Work instruction
Say how many lines in the material below contain the word "screenshot", giving the number alone.
▬▬▬▬▬▬▬▬▬▬
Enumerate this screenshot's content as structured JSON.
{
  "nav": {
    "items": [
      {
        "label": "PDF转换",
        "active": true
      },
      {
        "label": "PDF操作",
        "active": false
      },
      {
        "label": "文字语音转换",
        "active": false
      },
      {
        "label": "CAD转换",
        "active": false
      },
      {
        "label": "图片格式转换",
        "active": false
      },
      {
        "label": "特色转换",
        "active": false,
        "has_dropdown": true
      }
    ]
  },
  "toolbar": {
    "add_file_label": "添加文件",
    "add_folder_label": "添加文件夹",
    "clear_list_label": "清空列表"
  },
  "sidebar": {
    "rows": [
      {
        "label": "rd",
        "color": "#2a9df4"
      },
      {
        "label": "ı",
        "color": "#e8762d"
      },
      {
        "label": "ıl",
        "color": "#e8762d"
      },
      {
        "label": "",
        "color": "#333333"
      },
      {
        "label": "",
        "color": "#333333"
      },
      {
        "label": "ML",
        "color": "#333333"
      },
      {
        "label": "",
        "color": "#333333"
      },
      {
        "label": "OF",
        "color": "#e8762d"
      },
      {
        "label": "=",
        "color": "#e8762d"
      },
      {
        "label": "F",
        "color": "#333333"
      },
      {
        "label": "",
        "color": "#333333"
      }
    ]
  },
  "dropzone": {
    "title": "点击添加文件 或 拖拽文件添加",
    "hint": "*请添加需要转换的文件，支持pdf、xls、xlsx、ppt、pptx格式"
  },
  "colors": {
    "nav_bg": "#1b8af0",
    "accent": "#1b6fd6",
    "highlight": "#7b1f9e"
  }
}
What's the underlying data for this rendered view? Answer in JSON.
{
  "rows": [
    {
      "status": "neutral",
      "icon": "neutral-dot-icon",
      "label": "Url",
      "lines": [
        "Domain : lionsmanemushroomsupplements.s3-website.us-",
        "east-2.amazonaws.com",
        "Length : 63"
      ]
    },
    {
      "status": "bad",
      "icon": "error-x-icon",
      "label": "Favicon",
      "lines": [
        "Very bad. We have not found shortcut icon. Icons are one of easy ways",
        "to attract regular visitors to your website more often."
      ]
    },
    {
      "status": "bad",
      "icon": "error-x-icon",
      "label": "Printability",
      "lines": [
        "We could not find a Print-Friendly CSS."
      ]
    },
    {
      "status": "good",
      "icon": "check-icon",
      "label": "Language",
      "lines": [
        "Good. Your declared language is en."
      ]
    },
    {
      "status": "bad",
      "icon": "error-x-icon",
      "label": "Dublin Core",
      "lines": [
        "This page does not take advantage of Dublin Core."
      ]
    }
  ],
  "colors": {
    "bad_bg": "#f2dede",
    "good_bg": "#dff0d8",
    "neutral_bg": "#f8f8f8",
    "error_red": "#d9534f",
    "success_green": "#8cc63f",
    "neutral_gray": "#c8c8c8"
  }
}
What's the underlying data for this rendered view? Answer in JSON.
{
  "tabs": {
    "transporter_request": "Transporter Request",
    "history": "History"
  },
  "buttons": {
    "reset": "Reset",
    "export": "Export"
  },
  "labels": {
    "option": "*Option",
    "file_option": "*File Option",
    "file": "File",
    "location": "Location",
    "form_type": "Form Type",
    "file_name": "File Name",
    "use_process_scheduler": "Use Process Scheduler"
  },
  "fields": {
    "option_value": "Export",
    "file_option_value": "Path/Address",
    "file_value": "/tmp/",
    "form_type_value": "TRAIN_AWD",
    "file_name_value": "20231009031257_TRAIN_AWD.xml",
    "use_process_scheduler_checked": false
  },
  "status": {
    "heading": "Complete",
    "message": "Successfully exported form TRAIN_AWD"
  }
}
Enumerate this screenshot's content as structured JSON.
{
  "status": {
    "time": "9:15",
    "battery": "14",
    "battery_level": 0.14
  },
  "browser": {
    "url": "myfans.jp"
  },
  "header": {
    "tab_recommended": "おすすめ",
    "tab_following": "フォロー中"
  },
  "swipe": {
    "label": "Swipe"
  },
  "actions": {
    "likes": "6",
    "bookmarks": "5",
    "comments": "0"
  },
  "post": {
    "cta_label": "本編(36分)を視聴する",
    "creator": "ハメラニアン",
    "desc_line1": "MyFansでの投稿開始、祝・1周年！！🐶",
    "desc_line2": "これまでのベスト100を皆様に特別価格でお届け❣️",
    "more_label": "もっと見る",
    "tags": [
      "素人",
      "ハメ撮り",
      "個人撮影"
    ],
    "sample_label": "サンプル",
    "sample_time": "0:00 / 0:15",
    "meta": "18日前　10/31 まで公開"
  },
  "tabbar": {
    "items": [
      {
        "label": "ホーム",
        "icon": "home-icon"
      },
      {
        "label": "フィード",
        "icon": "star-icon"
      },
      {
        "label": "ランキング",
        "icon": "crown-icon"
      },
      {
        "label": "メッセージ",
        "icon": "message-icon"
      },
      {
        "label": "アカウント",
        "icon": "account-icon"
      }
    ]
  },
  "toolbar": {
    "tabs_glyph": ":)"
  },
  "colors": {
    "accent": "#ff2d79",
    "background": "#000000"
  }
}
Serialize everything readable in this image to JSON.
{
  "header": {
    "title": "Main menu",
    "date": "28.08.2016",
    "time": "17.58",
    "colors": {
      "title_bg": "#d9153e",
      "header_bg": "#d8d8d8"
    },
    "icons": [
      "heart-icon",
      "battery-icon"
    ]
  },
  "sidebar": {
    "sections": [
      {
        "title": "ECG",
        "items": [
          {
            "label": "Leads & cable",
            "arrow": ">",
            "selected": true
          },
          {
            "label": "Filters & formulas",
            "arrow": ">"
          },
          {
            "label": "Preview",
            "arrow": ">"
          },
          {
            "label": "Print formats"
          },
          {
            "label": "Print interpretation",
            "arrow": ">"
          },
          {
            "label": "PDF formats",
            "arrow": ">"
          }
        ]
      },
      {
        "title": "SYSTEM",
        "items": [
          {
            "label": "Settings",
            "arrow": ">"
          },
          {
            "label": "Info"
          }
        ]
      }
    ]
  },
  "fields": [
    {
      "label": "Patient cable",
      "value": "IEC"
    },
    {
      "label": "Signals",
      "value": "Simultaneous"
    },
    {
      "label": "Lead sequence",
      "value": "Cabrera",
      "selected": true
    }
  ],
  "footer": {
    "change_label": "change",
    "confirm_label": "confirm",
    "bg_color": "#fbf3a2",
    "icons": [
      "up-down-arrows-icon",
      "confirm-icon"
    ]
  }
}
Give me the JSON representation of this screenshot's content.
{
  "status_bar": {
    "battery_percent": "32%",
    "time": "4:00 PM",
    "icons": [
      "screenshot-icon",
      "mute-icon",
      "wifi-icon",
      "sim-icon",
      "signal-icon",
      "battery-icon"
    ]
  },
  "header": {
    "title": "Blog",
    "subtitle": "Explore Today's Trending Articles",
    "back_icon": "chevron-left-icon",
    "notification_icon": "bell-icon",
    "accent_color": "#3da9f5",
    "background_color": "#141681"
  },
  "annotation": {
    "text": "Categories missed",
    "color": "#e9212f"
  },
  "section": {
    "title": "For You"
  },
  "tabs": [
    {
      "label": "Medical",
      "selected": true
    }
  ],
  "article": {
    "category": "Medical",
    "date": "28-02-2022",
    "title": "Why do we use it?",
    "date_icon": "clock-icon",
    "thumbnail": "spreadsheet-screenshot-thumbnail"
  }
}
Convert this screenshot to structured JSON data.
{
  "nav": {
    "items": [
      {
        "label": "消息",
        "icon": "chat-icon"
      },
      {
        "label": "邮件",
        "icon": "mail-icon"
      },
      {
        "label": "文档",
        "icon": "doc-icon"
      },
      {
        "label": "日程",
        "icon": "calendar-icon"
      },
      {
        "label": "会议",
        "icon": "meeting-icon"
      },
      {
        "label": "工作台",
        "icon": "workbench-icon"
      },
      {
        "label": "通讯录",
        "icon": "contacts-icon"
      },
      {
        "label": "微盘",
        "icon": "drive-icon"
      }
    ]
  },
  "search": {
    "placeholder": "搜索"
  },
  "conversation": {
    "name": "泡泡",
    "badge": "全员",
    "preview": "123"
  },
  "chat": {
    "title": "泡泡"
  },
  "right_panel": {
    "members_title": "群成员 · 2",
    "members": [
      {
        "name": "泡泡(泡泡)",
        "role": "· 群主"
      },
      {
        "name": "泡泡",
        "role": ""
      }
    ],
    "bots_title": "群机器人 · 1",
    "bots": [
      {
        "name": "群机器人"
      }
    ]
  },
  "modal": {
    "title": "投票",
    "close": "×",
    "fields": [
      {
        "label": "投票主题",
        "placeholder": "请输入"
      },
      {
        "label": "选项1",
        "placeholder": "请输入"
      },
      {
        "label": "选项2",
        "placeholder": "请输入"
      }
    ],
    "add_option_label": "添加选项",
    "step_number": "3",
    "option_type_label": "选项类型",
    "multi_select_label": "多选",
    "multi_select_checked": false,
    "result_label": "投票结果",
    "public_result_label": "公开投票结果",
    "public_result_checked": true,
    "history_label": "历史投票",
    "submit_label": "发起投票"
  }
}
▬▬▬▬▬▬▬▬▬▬
Result of this task
6